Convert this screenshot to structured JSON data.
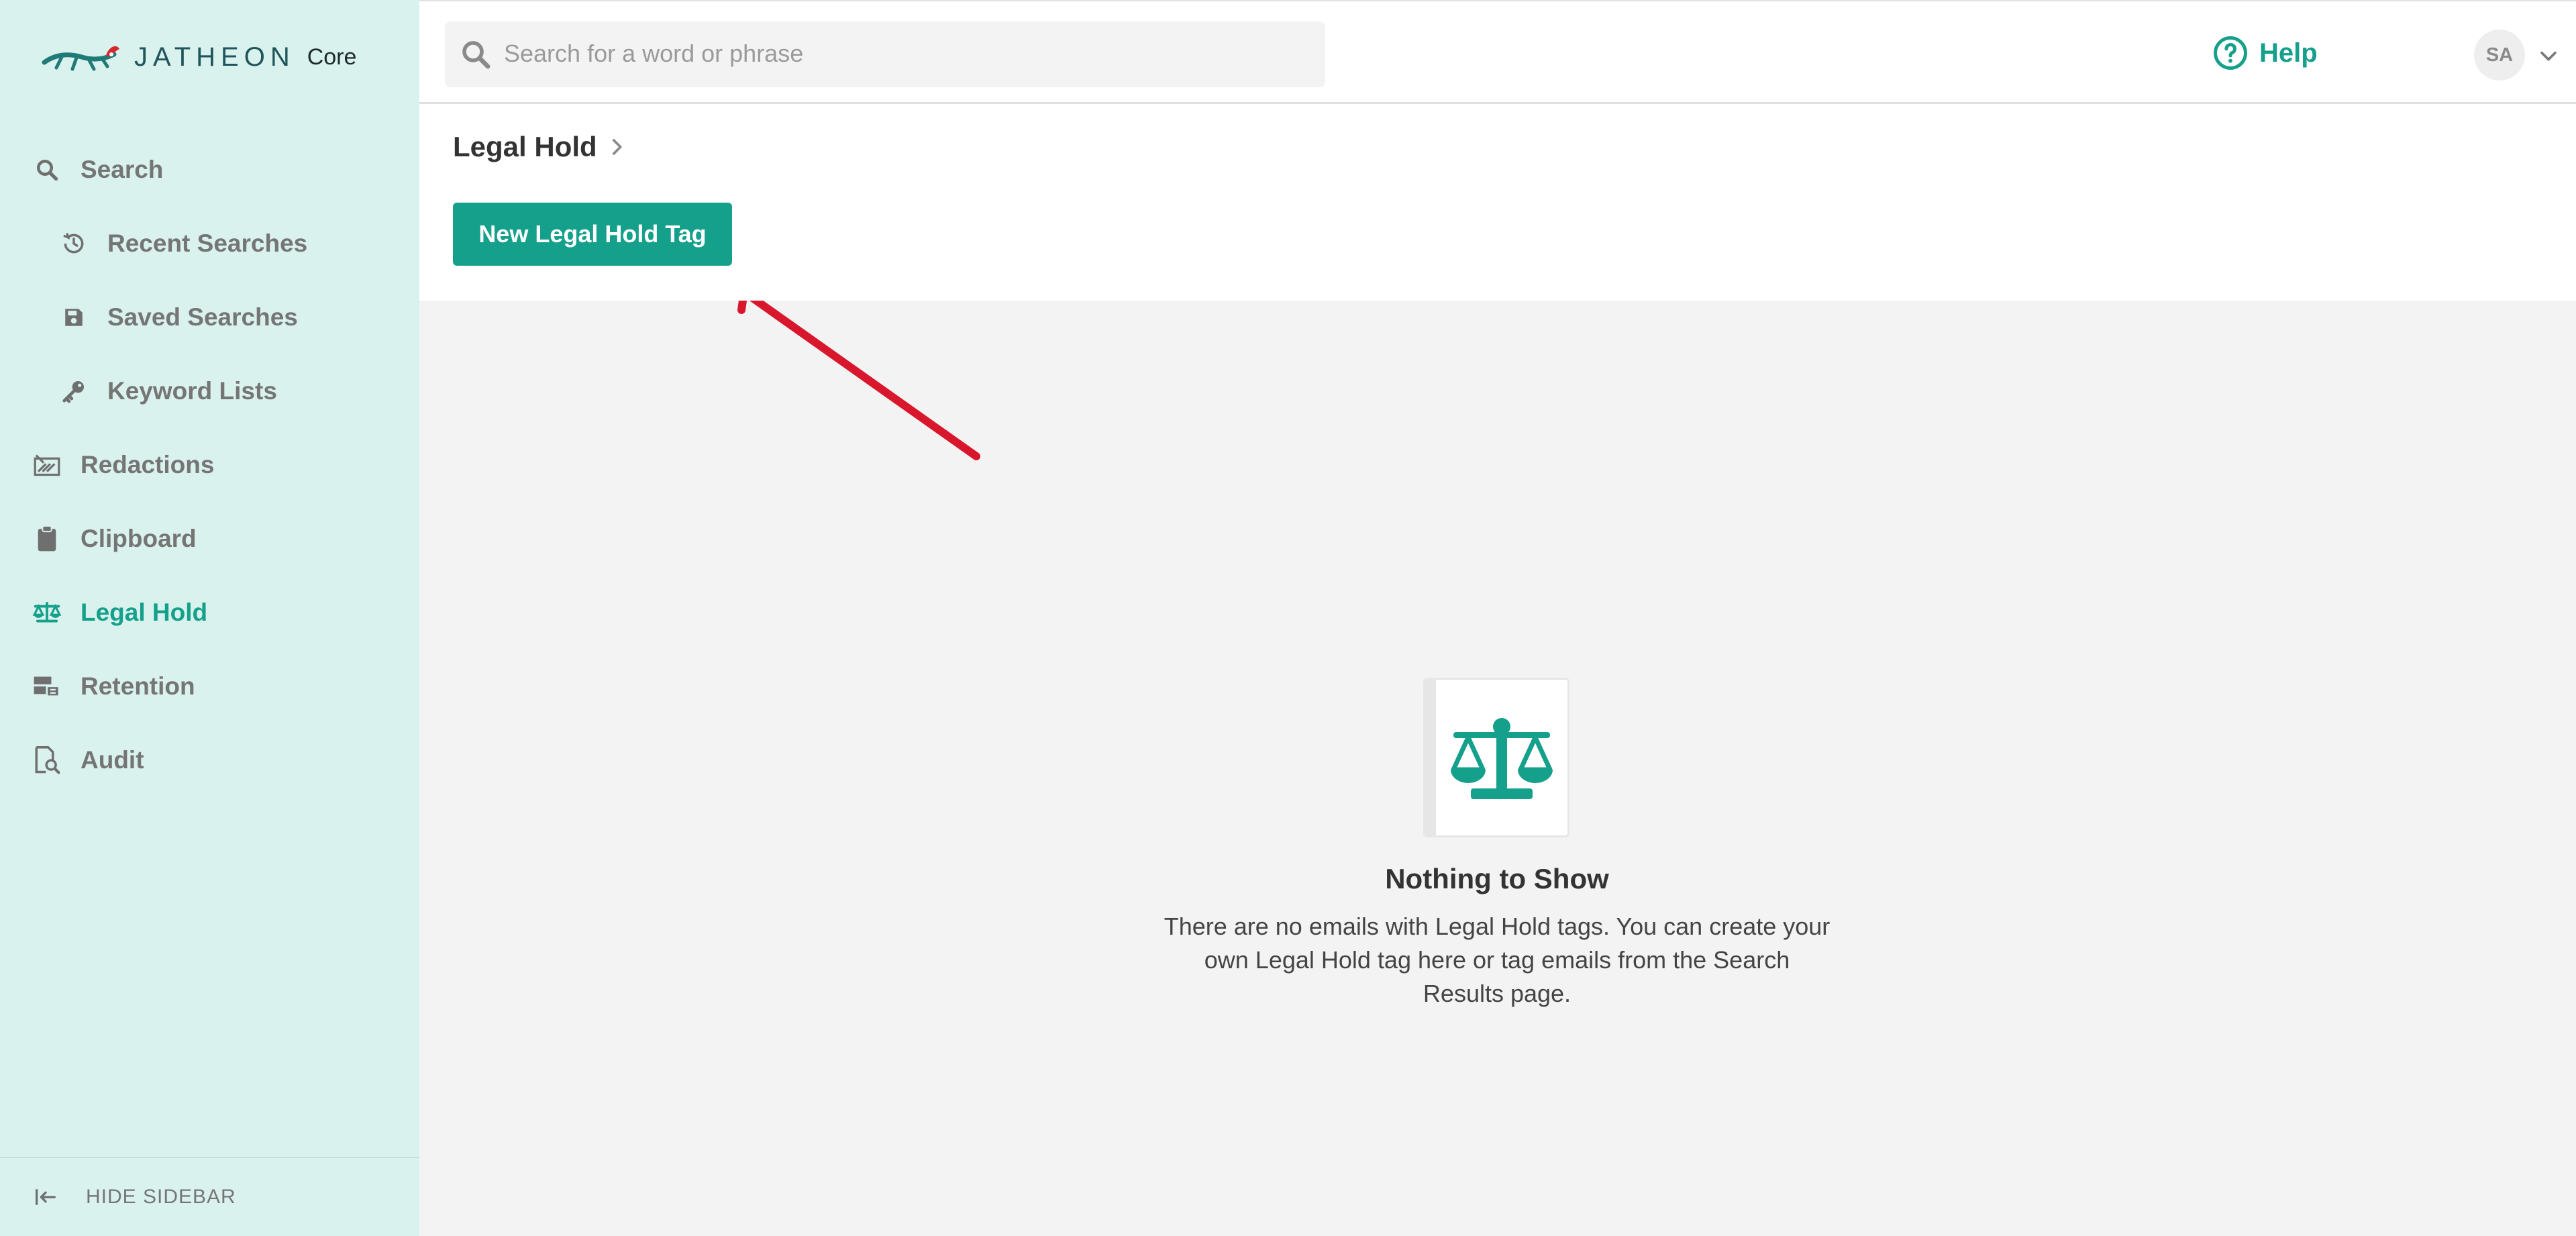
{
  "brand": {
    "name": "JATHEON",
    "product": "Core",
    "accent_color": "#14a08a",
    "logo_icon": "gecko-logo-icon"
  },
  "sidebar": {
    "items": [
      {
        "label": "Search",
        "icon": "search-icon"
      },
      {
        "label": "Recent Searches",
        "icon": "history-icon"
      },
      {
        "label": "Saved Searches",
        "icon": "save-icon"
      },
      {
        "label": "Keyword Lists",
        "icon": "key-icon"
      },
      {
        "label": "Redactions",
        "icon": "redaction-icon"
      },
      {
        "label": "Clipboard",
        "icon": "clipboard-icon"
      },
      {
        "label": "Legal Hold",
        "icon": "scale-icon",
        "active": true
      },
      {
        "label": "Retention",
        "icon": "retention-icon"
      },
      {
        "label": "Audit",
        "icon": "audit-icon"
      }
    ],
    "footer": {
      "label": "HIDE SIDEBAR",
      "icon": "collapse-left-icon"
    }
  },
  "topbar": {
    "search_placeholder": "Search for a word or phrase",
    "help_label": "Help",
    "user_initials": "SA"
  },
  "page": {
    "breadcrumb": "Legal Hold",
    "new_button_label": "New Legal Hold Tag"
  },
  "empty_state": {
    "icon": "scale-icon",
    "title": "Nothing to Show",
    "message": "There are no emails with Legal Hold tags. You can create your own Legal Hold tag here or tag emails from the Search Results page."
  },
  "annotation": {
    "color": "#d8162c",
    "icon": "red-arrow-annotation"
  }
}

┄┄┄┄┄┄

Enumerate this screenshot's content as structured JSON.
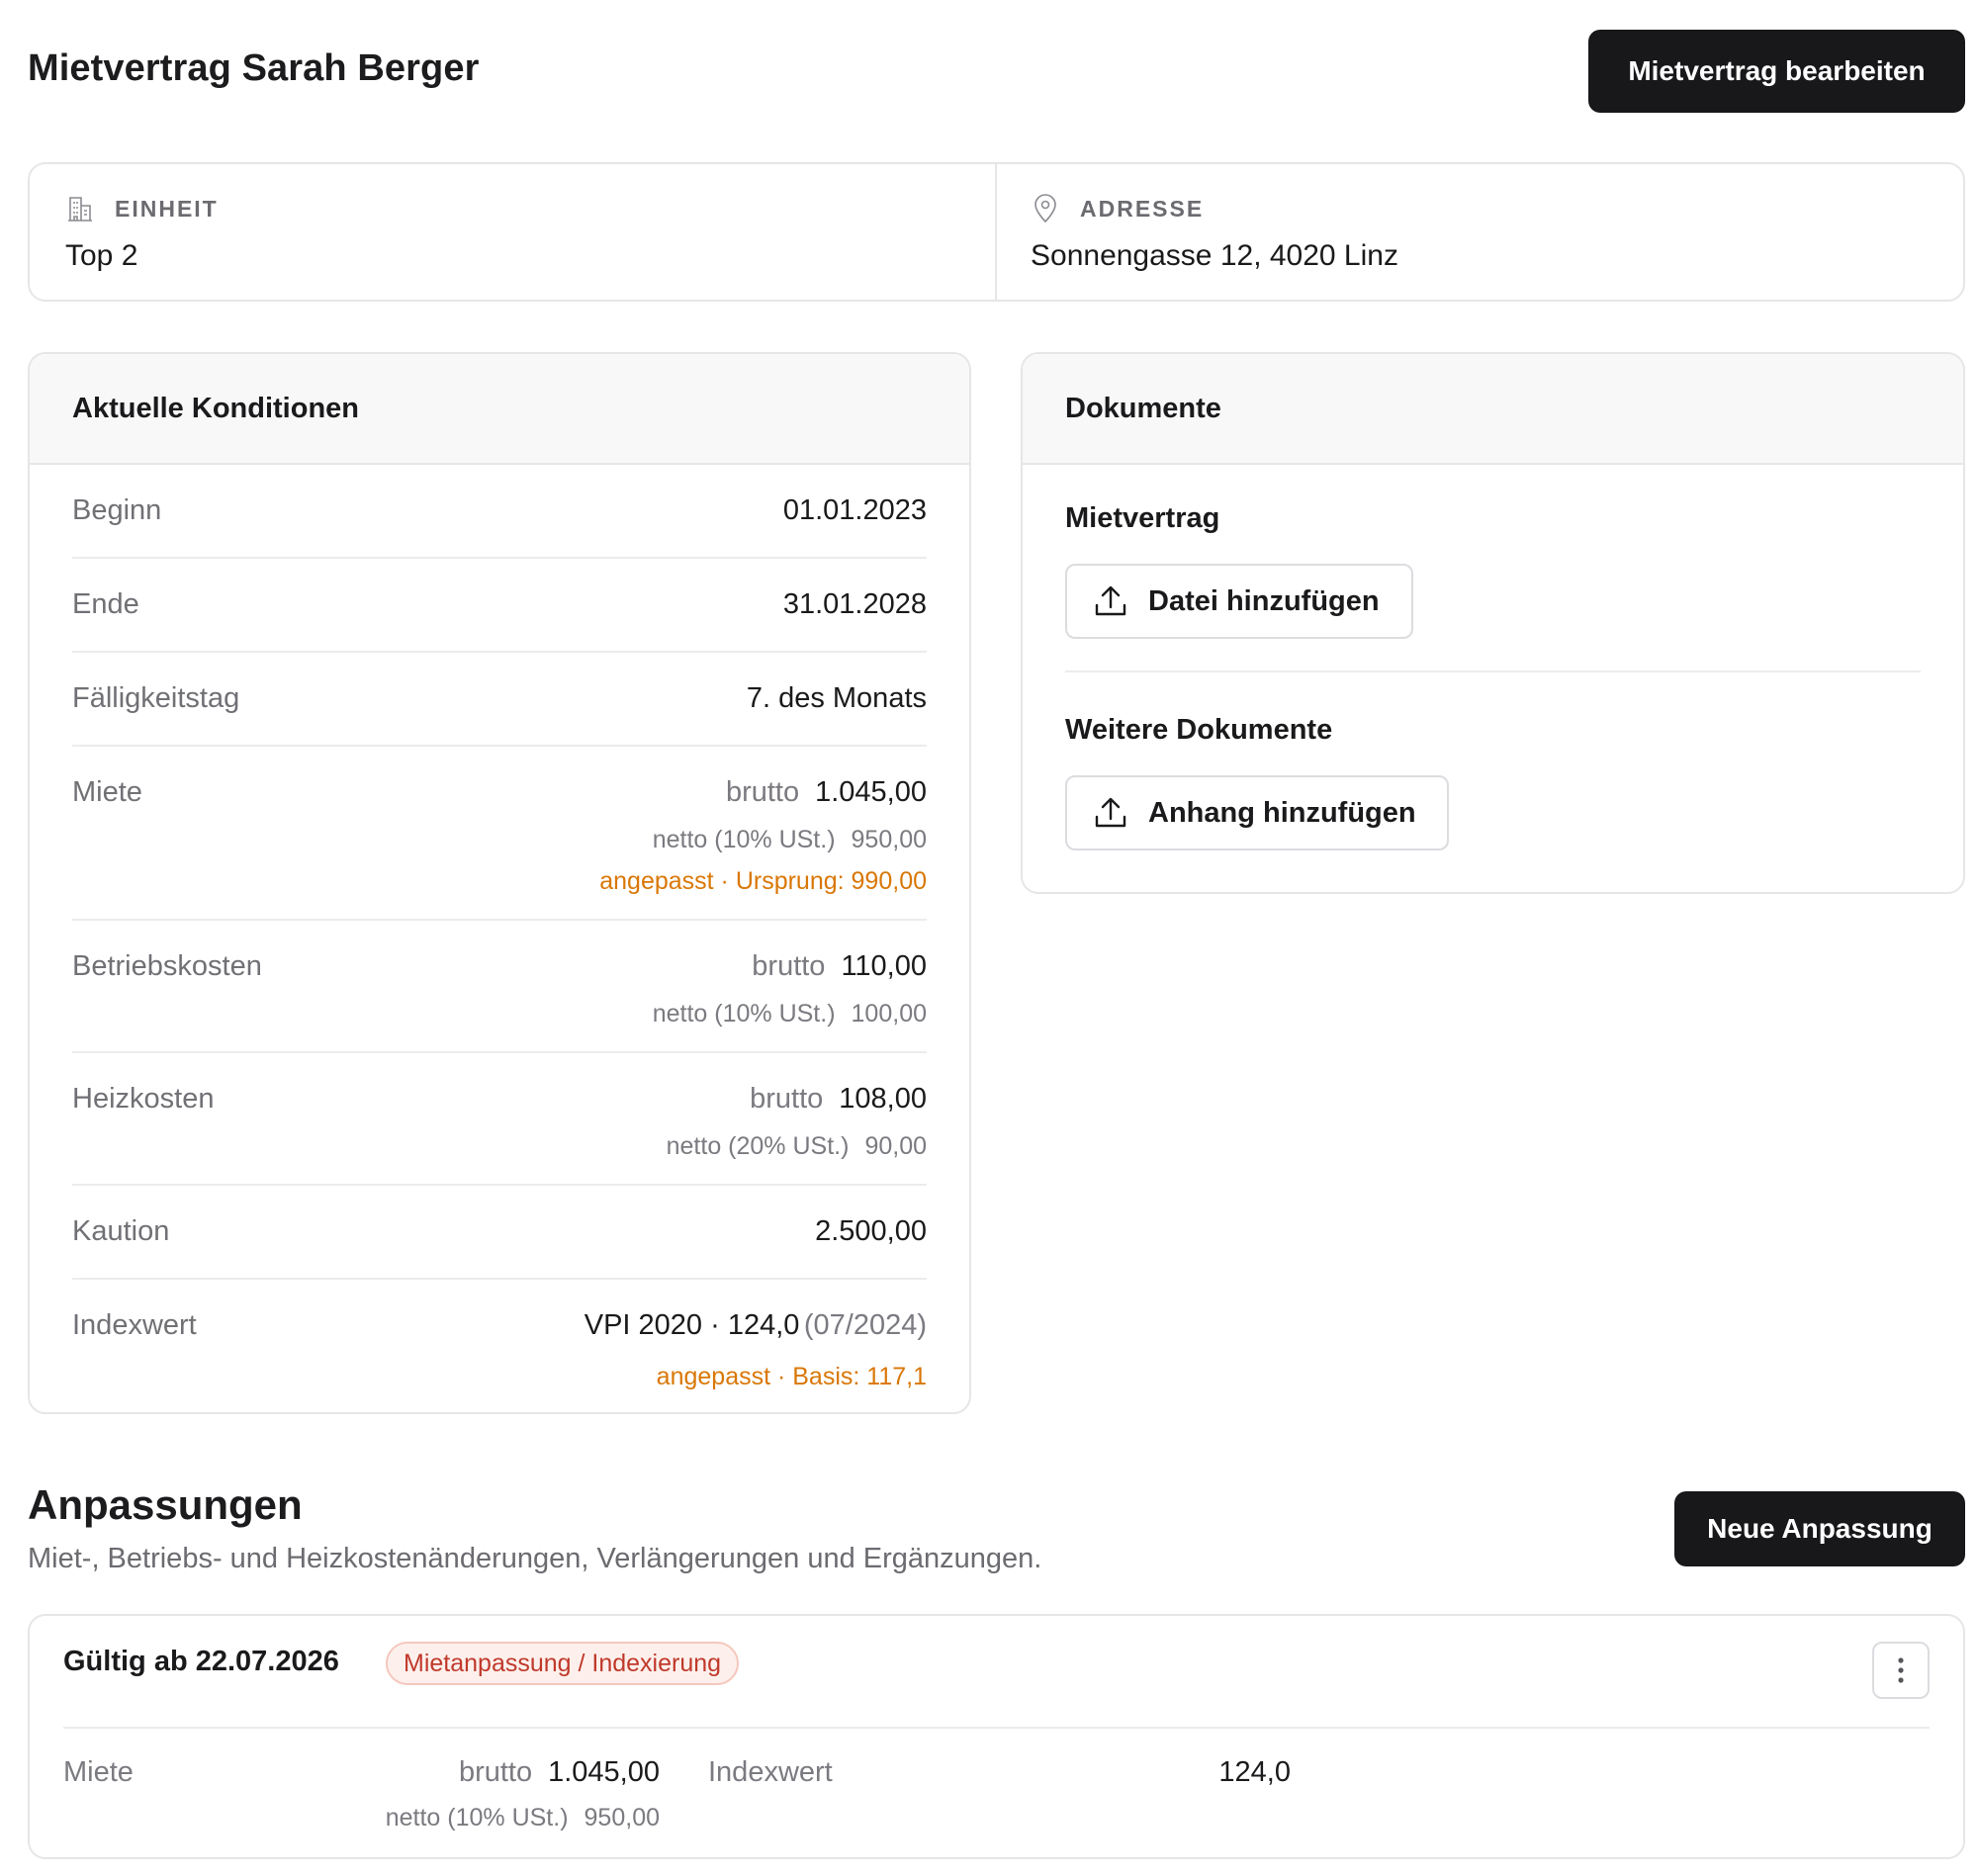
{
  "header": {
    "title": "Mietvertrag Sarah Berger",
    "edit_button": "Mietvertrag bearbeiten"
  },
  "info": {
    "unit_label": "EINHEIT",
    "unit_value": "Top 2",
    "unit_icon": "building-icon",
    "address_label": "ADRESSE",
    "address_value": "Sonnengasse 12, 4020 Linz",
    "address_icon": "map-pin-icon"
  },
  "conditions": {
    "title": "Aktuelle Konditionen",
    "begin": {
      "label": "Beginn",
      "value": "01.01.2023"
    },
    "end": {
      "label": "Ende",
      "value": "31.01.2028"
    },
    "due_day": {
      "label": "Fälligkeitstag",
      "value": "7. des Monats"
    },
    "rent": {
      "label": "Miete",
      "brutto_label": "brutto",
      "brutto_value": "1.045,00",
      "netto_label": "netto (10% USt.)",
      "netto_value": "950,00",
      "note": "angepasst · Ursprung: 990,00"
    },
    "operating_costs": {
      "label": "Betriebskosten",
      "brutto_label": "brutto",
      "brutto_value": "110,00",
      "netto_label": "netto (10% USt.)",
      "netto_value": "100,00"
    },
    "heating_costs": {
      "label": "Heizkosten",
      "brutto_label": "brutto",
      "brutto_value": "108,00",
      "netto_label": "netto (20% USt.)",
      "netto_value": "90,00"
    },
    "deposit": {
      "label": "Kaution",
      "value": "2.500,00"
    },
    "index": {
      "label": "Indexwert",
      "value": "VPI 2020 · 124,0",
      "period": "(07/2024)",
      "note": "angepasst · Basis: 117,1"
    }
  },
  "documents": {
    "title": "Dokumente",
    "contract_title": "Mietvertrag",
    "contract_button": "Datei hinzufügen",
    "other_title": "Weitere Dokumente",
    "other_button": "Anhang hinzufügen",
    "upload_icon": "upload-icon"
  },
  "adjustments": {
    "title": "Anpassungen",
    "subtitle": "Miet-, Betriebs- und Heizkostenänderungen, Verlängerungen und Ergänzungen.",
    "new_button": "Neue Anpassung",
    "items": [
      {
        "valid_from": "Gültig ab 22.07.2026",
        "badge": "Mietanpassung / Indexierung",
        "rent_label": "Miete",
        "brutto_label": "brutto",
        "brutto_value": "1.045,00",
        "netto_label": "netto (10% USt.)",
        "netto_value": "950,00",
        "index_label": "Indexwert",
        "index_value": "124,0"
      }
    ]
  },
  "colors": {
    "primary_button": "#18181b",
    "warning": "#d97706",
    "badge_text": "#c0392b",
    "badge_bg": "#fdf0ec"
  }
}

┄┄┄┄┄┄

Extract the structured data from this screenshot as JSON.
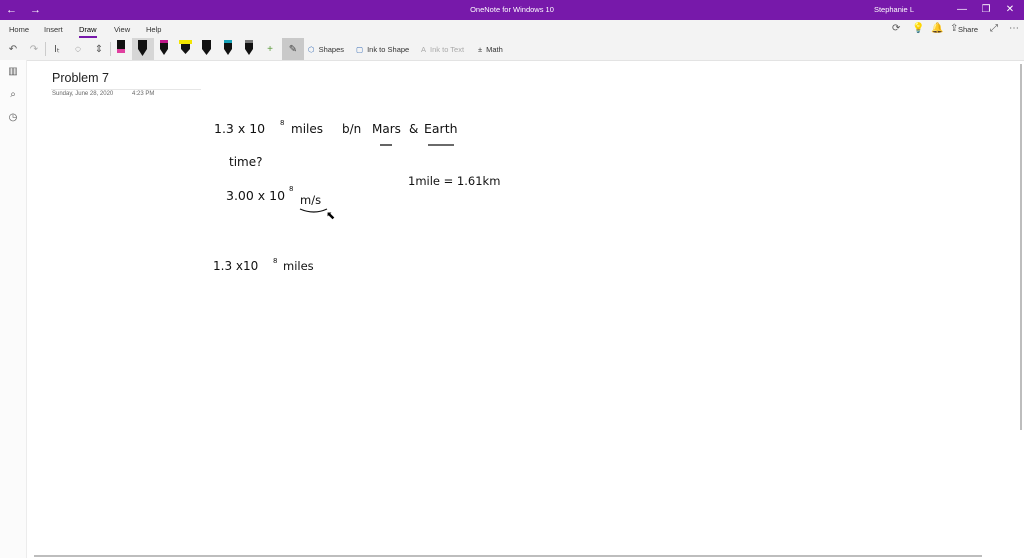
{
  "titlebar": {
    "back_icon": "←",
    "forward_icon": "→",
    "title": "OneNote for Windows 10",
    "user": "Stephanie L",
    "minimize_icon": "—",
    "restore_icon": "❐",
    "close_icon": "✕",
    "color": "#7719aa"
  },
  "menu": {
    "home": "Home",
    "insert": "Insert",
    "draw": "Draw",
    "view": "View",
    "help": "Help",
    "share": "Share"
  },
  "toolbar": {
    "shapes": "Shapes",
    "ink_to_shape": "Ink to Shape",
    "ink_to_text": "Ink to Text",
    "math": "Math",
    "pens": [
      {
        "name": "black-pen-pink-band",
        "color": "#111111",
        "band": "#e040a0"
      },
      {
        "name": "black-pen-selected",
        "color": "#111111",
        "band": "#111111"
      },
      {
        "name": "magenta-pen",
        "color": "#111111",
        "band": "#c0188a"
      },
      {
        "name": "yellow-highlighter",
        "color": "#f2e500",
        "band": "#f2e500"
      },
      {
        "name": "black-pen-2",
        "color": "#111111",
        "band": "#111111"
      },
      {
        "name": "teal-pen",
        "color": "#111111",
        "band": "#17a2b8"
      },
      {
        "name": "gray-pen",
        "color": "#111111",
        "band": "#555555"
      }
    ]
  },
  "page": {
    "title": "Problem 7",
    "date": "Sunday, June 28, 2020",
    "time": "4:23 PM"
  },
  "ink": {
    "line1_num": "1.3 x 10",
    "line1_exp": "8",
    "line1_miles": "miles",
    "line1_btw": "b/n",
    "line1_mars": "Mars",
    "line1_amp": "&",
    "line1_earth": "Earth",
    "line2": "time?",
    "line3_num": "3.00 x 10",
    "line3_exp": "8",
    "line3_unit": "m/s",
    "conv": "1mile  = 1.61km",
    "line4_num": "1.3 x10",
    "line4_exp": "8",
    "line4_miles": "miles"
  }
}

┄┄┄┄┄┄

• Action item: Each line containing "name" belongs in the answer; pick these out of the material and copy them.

• Task response:
    "name": "JATHEON",
        "name": "black-pen-pink-band",
        "name": "black-pen-selected",
        "name": "magenta-pen",
        "name": "yellow-highlighter",
        "name": "black-pen-2",
        "name": "teal-pen",
        "name": "gray-pen",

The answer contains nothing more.